Tanzanians are forced to reach deeper into their pockets as the government has increased the cost of performing mobile money transfers. Effective July of this year, Tanzania’s have seen the cost to send or withdraw money shoot up to the roof.
The government, through parliament past a bill to hike the charges arguing the extra tax is needed for national development projects. The government amended the Electronic and Postal Communication Act (CAP 306) a move that allowed it to impose a levy of on mobile money transactions depending on the amount sent and withdrawn.
At 17 per cent, Tanzania’s excise rate on mobile phone services is the second-highest in Africa, second only to Zambia.

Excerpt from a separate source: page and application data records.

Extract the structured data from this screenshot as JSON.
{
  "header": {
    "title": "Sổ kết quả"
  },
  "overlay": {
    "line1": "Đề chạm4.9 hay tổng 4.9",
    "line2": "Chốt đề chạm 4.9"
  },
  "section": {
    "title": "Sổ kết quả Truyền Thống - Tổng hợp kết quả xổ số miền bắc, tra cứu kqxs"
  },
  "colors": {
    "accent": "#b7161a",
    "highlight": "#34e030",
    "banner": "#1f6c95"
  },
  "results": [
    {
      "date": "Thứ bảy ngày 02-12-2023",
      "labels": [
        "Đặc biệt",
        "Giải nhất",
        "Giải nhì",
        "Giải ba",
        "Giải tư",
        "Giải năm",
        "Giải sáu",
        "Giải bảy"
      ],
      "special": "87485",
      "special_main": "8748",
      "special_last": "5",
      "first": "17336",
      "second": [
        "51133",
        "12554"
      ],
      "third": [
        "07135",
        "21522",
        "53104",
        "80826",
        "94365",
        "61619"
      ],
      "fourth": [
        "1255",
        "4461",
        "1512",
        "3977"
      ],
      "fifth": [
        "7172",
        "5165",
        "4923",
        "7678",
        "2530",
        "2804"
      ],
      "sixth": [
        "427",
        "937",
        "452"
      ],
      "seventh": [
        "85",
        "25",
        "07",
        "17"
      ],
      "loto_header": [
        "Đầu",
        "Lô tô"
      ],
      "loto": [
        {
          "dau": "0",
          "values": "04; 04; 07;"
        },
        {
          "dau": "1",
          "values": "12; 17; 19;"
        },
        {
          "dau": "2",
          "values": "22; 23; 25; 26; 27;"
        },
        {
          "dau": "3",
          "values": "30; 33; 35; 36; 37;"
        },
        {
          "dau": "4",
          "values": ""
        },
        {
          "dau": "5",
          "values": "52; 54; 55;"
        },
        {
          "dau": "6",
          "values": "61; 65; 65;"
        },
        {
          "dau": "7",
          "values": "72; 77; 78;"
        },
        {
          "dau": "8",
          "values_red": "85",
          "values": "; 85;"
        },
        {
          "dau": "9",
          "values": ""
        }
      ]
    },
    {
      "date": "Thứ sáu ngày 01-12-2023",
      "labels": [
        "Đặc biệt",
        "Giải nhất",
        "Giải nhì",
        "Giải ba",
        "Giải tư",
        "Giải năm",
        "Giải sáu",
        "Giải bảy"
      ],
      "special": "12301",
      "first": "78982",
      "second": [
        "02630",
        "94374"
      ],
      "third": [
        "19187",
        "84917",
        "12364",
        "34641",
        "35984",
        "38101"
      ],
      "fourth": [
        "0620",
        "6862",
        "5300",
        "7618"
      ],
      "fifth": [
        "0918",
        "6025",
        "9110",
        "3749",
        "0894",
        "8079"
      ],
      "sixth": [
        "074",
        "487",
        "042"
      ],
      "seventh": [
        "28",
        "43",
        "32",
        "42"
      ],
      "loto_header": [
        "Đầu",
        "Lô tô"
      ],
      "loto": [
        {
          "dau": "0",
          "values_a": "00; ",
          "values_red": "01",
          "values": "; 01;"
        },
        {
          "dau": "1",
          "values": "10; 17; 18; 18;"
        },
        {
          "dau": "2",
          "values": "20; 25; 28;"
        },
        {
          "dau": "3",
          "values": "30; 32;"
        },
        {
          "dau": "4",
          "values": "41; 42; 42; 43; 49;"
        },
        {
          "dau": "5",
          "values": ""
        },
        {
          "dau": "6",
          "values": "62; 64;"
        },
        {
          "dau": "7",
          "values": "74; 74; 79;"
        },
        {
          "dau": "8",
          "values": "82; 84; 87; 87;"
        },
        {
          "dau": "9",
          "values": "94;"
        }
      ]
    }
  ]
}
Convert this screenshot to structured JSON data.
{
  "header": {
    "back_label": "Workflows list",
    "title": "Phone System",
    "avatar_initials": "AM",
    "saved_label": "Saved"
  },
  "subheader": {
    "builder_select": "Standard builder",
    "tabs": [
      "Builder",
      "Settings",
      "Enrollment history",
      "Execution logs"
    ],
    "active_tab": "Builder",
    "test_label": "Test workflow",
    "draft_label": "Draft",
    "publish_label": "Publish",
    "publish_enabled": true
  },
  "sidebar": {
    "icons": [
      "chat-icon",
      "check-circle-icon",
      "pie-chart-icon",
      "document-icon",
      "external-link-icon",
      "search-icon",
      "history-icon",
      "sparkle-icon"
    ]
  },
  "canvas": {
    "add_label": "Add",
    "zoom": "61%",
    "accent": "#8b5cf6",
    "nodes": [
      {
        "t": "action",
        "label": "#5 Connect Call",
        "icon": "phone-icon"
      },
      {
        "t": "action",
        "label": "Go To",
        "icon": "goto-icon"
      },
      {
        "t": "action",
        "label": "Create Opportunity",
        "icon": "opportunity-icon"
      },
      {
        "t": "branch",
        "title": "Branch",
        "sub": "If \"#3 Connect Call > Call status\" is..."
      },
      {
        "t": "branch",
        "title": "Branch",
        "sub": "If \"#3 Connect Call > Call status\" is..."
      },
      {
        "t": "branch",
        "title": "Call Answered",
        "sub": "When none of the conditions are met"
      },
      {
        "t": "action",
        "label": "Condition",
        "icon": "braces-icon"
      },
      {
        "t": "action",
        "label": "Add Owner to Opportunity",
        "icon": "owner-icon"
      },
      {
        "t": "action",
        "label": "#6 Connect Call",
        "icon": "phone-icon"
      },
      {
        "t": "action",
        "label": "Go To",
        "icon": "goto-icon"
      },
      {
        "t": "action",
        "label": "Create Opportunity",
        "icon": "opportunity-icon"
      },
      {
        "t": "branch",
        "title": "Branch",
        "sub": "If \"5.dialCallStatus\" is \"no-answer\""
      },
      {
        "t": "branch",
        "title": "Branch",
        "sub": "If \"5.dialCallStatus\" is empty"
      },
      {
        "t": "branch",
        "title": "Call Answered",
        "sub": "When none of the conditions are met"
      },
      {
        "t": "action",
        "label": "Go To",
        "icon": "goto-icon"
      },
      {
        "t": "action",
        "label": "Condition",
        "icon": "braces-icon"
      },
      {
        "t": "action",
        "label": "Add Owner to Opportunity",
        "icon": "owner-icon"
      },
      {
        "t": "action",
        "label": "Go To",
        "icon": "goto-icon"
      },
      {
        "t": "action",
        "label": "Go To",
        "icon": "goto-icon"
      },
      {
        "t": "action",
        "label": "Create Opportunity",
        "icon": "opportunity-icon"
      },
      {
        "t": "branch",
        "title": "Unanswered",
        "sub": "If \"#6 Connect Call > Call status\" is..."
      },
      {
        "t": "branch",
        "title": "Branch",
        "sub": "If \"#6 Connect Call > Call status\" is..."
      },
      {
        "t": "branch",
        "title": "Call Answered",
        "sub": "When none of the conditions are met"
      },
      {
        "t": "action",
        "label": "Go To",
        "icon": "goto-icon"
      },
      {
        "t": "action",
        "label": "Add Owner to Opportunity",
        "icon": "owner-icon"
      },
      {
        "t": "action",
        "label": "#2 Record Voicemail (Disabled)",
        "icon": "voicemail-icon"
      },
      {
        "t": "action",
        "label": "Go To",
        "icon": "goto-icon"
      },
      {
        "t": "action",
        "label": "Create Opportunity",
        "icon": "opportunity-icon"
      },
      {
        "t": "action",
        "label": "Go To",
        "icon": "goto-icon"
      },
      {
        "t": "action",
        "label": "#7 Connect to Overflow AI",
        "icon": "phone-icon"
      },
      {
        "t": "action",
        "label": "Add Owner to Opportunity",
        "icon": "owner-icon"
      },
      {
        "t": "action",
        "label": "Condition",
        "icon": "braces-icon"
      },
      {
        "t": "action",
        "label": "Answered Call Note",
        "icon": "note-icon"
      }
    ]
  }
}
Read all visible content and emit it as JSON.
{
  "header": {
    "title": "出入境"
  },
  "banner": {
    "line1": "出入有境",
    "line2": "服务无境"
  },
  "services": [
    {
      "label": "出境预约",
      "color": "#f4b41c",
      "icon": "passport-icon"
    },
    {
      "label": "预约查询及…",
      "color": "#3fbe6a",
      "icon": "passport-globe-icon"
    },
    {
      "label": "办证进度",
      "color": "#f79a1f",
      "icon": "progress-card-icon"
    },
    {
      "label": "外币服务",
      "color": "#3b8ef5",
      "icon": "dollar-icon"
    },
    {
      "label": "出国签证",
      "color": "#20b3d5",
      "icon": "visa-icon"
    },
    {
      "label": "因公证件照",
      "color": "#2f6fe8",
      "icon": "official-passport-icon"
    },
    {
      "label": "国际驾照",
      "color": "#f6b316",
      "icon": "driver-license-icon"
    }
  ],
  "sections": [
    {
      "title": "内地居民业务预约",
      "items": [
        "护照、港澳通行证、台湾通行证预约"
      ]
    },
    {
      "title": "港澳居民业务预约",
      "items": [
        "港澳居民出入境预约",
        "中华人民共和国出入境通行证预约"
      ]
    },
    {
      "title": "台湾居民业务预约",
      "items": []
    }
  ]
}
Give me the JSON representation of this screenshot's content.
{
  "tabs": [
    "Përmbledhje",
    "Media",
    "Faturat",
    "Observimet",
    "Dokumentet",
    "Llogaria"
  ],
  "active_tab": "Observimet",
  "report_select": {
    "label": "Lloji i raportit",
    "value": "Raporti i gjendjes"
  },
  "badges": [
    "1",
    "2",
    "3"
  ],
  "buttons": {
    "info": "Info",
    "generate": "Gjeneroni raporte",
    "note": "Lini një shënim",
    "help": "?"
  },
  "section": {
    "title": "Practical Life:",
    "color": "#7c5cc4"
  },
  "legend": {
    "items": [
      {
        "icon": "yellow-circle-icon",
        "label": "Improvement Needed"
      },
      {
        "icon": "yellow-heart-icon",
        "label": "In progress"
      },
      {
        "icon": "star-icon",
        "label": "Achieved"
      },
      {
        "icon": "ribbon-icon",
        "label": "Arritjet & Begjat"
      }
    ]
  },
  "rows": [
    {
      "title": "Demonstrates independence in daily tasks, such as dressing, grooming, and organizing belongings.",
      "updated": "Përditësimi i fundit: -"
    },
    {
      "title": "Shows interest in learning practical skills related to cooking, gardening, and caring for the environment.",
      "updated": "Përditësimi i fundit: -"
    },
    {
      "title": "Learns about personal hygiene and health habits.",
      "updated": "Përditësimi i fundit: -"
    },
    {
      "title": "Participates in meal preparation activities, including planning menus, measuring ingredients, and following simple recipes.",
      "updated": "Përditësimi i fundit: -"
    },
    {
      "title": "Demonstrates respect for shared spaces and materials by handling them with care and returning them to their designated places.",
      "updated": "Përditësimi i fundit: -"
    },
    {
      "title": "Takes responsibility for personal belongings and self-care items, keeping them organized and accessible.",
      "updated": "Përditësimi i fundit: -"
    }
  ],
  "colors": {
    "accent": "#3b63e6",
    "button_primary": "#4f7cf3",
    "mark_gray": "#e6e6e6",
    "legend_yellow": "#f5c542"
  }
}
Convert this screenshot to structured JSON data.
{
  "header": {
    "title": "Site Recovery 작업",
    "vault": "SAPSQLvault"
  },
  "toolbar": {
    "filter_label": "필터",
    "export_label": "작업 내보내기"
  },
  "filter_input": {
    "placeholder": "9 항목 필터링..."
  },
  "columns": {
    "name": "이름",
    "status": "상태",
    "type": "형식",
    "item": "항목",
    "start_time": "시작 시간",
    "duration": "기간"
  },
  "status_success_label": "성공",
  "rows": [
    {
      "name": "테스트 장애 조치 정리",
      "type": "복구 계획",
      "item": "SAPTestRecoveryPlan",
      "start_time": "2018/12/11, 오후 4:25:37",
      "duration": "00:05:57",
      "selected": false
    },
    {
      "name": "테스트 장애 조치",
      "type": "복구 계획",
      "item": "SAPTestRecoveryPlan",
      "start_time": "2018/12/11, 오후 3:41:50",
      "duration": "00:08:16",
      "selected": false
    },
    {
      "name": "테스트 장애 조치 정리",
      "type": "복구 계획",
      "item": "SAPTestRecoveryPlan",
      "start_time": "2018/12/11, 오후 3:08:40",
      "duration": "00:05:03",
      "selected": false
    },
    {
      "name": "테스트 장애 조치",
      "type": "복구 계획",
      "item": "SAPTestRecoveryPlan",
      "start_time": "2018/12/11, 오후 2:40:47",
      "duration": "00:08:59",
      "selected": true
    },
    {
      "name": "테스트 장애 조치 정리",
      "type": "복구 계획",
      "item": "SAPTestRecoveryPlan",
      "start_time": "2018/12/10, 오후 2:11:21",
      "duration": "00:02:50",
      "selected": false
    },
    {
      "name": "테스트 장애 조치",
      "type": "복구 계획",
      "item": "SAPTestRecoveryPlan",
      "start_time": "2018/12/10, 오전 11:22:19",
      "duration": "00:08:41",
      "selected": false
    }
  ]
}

The amount is an increase from the earlier 14.5 per cent that was raised back in 2014. At that time it was explained that the levy increase was meant to compensate the government for what it explained as ‘the loss of revenue resulting from removal of sim card tax in the FY 2013/14.’
Well, now the government has proposed to return the sim card tax at a rate of up to $ 0.09 (200 Tsh) per day per sim card.
“I propose to amend the Electronic and Postal Communication Act as follows. To impose a levy of between $ 0.0043 to $ 0.09 per SIM card depending on the ability of the user to recharge the balance,” said the country’s Finance Minister Mwigulu Nchemba.
So not only is the government increasing charges on mobile money transfers but also charging a levy for mere ownership of a sim card. The uproar and outcry by the public have been huge, so much that the 6th President Samia Suluhu has asked the Ministry of Finance to revisit the bill and find a consideration to reform the bill and lower the charges.